This is a documentation of the process that I use while working plein air, in the field.
My initial work is done in the sketchbook looking at compositions and patterns made with light and shadow. These sketches are called 'notan' studies. Often it takes multiple drawings to feel settled with the composition.
The second image is wash done in oils that mimics the notan drawing that I have chosen. It sets my lights and darks. While working plein air, this is very important as it keeps me from 'chasing the light'. I have a set composition and shadow pattern to adhere to.
Third, I cover the canvas with color relationships (which would include values) as I see the temperatures of the colors. This takes a lot of practice, but allows color layering which I enjoy and find assists in conveying light, shadow and atmosphere... or, 'life'.
From this point, I start putting in 'local' color (the color that appears to be true) being very careful to stay true to my color relationships.
Some paintings are complete at this point. I take them home and look at them frequently for days or even weeks. This allows me opportunity to respond to them in many different perspectives, both emotionally and environmentally. When I do not have the painting calling out to me to 'come fix me', I feel it is done.

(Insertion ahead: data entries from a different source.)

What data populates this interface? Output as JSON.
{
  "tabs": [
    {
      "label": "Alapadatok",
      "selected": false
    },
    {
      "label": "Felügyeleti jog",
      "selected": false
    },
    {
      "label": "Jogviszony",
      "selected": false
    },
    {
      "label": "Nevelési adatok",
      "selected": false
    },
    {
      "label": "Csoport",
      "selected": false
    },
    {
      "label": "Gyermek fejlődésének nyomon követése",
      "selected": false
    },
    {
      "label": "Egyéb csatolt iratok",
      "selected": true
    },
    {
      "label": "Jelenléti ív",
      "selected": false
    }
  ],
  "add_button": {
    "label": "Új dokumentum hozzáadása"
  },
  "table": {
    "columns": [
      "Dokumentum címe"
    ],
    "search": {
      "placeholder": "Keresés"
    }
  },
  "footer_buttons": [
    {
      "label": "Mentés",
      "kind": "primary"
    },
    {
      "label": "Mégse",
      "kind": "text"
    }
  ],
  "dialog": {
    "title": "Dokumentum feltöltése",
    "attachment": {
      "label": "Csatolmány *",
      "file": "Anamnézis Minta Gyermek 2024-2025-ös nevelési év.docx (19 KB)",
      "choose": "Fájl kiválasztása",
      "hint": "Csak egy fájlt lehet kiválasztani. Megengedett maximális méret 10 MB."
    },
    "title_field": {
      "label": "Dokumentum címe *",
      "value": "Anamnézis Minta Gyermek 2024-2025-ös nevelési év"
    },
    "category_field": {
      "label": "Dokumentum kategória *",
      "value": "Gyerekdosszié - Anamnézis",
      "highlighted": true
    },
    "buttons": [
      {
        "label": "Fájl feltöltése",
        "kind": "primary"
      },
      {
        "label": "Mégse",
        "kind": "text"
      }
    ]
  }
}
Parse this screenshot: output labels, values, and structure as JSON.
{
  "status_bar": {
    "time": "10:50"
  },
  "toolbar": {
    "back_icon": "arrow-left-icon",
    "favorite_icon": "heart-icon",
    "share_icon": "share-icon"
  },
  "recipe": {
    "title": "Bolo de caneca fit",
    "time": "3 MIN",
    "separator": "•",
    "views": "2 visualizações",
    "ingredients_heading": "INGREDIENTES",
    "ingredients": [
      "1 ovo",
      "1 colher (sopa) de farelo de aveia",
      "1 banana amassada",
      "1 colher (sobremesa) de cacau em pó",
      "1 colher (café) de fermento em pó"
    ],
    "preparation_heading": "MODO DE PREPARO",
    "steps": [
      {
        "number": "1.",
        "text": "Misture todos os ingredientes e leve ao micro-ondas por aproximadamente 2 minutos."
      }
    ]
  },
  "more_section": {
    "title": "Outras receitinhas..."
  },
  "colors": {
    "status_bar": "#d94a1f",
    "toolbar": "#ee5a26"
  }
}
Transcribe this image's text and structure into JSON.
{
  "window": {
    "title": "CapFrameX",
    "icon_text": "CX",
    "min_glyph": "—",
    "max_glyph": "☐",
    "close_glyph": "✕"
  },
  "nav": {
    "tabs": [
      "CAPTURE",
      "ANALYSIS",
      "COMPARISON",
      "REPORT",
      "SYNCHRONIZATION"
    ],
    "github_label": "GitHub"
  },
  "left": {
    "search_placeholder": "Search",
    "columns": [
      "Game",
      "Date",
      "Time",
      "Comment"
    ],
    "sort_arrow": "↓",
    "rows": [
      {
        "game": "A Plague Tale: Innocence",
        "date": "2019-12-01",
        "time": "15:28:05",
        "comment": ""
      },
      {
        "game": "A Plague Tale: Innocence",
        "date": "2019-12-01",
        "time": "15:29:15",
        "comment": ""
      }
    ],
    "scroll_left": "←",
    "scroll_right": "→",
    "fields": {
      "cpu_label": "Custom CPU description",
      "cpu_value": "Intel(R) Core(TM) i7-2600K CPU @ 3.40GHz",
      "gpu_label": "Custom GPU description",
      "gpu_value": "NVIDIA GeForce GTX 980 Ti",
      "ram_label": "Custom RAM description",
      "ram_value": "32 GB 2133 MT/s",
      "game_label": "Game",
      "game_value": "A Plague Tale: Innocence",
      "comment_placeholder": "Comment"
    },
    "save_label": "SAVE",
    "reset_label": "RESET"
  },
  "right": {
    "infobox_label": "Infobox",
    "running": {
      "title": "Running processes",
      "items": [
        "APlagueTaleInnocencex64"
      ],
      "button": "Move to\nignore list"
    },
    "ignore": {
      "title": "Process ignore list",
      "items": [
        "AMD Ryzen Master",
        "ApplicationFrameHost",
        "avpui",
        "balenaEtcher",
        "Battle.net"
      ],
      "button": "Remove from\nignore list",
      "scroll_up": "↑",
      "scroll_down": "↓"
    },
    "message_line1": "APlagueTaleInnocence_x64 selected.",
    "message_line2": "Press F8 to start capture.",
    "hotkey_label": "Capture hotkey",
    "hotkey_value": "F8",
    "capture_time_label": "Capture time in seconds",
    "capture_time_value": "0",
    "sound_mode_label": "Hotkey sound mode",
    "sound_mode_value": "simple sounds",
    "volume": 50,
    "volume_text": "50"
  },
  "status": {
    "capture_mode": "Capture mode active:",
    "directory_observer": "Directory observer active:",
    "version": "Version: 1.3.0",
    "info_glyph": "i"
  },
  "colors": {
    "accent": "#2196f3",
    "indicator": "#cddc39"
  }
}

After paintings are completely dry, I use Gamvar for a protective layer on the surface and they are ready to frame!